My first piece of advice for organizations embarking on new projects is to see whether other organizations are already doing similar work that might be accomplished more effectively through a partnership.  A persistent problem within the social sector is that many groups engage in overlapping, duplicative efforts that compete for the same scarce grant dollars.  In fact, many nonprofits needn’t have been formed at all for that very reason, and in the aftermath of the economic crisis, some have been forced to close or to merge with others.  New nonprofits without a well-established track record and donor base tend to have a particularly difficult time garnering financial support.  

To address this issue and help organizations better coordinate their efforts, the Foundation Center has been working with the Lodestar Foundation to provide resources on nonprofit collaboration, including a collaboration database. One interesting example from the database relating to animal welfare was a partnership between the Animal Protective Foundation, Robin’s Nest Rescued Cat Adoptions, Guilderhaven, and the Montgomery County SPCA on a community spay/neuter program.

You can also find potential project and/or funding partners by searching the Center’s profiles of grantmakers and grants in The Foundation Directory Online, a database available for use free of charge at locations throughout the United States and internationally. (If you prefer the convenience of using it from your own office, you can purchase a subscription.)

The Foundation Center’s Philanthropy News Digest includes constantly updated requests for grant proposals and news stories relating to animal welfare, for which you can receive automatic e-mail alerts free of charge.

I also highly recommend exploring GrantSpace.org, the Foundation Center’s new free online learning platform for the nonprofit community that includes a section specifically for organizations whose work centers around the environment and animals.

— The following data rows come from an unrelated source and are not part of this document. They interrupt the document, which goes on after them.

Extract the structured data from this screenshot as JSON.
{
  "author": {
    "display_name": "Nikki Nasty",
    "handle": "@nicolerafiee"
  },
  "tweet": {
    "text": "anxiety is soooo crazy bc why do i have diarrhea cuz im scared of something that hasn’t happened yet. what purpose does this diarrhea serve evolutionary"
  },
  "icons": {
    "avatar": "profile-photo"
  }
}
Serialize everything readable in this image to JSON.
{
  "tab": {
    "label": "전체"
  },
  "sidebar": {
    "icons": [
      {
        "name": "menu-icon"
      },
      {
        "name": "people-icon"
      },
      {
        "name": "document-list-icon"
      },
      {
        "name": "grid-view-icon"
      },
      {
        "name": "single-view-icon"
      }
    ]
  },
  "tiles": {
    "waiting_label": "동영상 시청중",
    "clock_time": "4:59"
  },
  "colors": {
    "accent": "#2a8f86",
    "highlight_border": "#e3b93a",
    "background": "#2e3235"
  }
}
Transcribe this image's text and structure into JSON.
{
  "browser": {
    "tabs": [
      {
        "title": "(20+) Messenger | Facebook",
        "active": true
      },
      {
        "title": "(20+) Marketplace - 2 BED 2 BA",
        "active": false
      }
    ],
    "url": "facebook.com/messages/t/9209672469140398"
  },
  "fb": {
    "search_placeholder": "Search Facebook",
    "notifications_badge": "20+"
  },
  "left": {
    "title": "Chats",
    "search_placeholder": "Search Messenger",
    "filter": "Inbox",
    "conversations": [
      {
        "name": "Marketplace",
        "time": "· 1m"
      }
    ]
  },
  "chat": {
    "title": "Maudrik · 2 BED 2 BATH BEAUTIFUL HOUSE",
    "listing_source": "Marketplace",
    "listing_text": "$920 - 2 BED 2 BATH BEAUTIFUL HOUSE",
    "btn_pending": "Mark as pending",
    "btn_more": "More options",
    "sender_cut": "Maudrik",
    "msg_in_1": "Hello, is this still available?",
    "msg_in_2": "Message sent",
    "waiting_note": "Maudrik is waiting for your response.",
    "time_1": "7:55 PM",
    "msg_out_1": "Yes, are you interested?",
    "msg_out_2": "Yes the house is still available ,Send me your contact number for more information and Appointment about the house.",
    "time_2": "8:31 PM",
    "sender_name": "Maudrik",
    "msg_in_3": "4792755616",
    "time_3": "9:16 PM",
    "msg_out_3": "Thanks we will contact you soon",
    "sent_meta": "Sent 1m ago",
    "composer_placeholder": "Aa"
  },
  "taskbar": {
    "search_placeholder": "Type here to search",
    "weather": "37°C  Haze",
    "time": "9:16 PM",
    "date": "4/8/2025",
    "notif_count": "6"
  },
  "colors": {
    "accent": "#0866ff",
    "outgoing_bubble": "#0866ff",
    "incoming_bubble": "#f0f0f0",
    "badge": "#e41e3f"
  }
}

I hope you find this blog helpful.  Thank you for all you do to improve the lives of animals.